The release adds e-mail features, automatic redial on dropped connections and, for $3.95 a month, a service that tells members who is phoning when they're online.
Aiming to boost its four million broadband subscribers, AOL has just persuaded cable providers AT&T Broadband and Comcast to host its $54.95 high-speed subscription service. It is negotiating similar deals with others.
The company has already found success with its instant-messaging tool, which is now being grafted into cell phones and handheld computers.
Miller said AOL is even considering a cut-rate subscription for those who balk at the industry's highest monthly fee.
With its view from the gutter, it's tough to remember what went right at AOL. The company did, after all, almost single-handedly introduce Americans to the Internet, distilling the process to a few easy steps as it blanketed the nation with free CDs.
About four years ago, though, AOL's regard for its members began to change, said Jakob Nielsen, an Internet usability expert. Subscribers became cash cows to be milked. AOL's pages sprouted incessant ad pitches and pop-ups that herded subscribers toward big advertisers.
"They really betrayed their heritage," Nielsen said.
What's bad for customers was good for Wall Street, for a while. But when dot-coms stopped advertising, AOL's business model - and value - collapsed.
"It's really absurd," said David Joyce, media analyst for Miami investment bank Guzman & Co. "Investors have sold the stock down to where it's getting no valuation for AOL. They're only valuing the Time Warner businesses."
Joyce figures the stock will get "a nice pop" once the Securities and Exchange Commission and Department of Justice "clear up their issues" with AOL's accounting.
In a division generating more than $2 billion in revenues per quarter, Joyce pooh-poohs the investigation, saying it concerns just $300 million in earnings. AOL puts the figure at $49 million.
For Time Warner, an old-line media company with its own advertising revenue worries, nursing AOL back to health was the last thing it needed.
Word of the federal probe sparked hot talk of striking AOL's name from the corporate title, and unseating Case, AOL's longtime leader.
Some feel the anti-merger backlash has gone too far.
"Nineteen months ago, the financial markets thought it was a great deal. Now they think it's the bust of the century. The truth lies somewhere in between," said Chris Charron, a media analyst at Forrester Research.
Through all the whitewater, AOL's users always kept it afloat.
A June Forrester study depicted AOL users as astonishingly loyal, with 79 percent of 2000 members still subscribing in 2001 - a larger portion than any other provider, trouncing MSN's 43 percent.
AOL is finally understanding who butters its bread, in good times and bad.
"We want to energize this place by refocusing on what is really the core - serving the membership base," Miller said. "The rest will take care of itself."
Analysts suggest otherwise.
They say AOL needs to capitalize on unique offerings of Time Warner's movies, music and magazines. With its direct billing model, AOL could also jump into pay-per-view sales, adding tiny charges to a customer's bill for, say, listening to a music clip.

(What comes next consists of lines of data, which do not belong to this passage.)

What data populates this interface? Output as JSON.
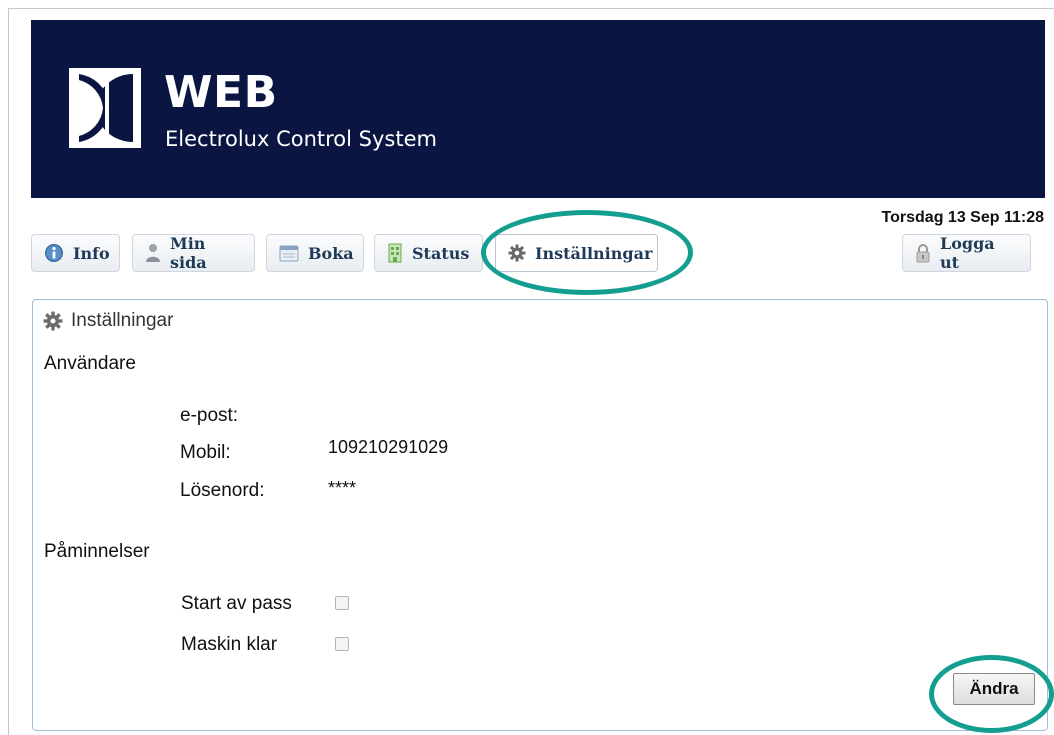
{
  "brand": {
    "title": "WEB",
    "subtitle": "Electrolux Control System",
    "logo_icon": "electrolux-logo-icon"
  },
  "datetime": "Torsdag 13 Sep 11:28",
  "nav": {
    "tabs": [
      {
        "label": "Info",
        "icon": "info-icon"
      },
      {
        "label": "Min sida",
        "icon": "person-icon"
      },
      {
        "label": "Boka",
        "icon": "calendar-icon"
      },
      {
        "label": "Status",
        "icon": "building-icon"
      },
      {
        "label": "Inställningar",
        "icon": "gear-icon",
        "active": true
      }
    ],
    "logout": {
      "label": "Logga ut",
      "icon": "lock-icon"
    }
  },
  "panel": {
    "title": "Inställningar",
    "icon": "gear-icon",
    "user_section": {
      "title": "Användare",
      "fields": [
        {
          "label": "e-post:",
          "value": ""
        },
        {
          "label": "Mobil:",
          "value": "109210291029"
        },
        {
          "label": "Lösenord:",
          "value": "****"
        }
      ]
    },
    "reminders_section": {
      "title": "Påminnelser",
      "options": [
        {
          "label": "Start av pass",
          "checked": false
        },
        {
          "label": "Maskin klar",
          "checked": false
        }
      ]
    },
    "edit_button": "Ändra"
  },
  "colors": {
    "banner_bg": "#0b1541",
    "highlight": "#149e90",
    "panel_border": "#9bbfdc",
    "tab_text": "#1f3a57"
  }
}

AOL might even try simplifying an ever more complex Internet, helping members, say, monitor Web auctions via cell phone.
Miller said he's exploring these ideas and others, including "special" sales deals he noticed were missing from AOL, even before he joined the company.
Much of AOL's future simply depends on an economic recovery that gives advertisers and consumers money to spend, Joyce said.
Some see a fork in the road ahead. Either AOL morphs into a cable-like subscription company, or conversely, a utility-like Internet access firm.
Miller is shooting for the first option. But the growth of public online chat and the ease of connecting via cheaper providers means AOL now has to compete with the entire Internet - not just other access companies.
"There's no law that says that if you were the premier provider you have to stay that way," Nielsen said. "We're going to need them less and less."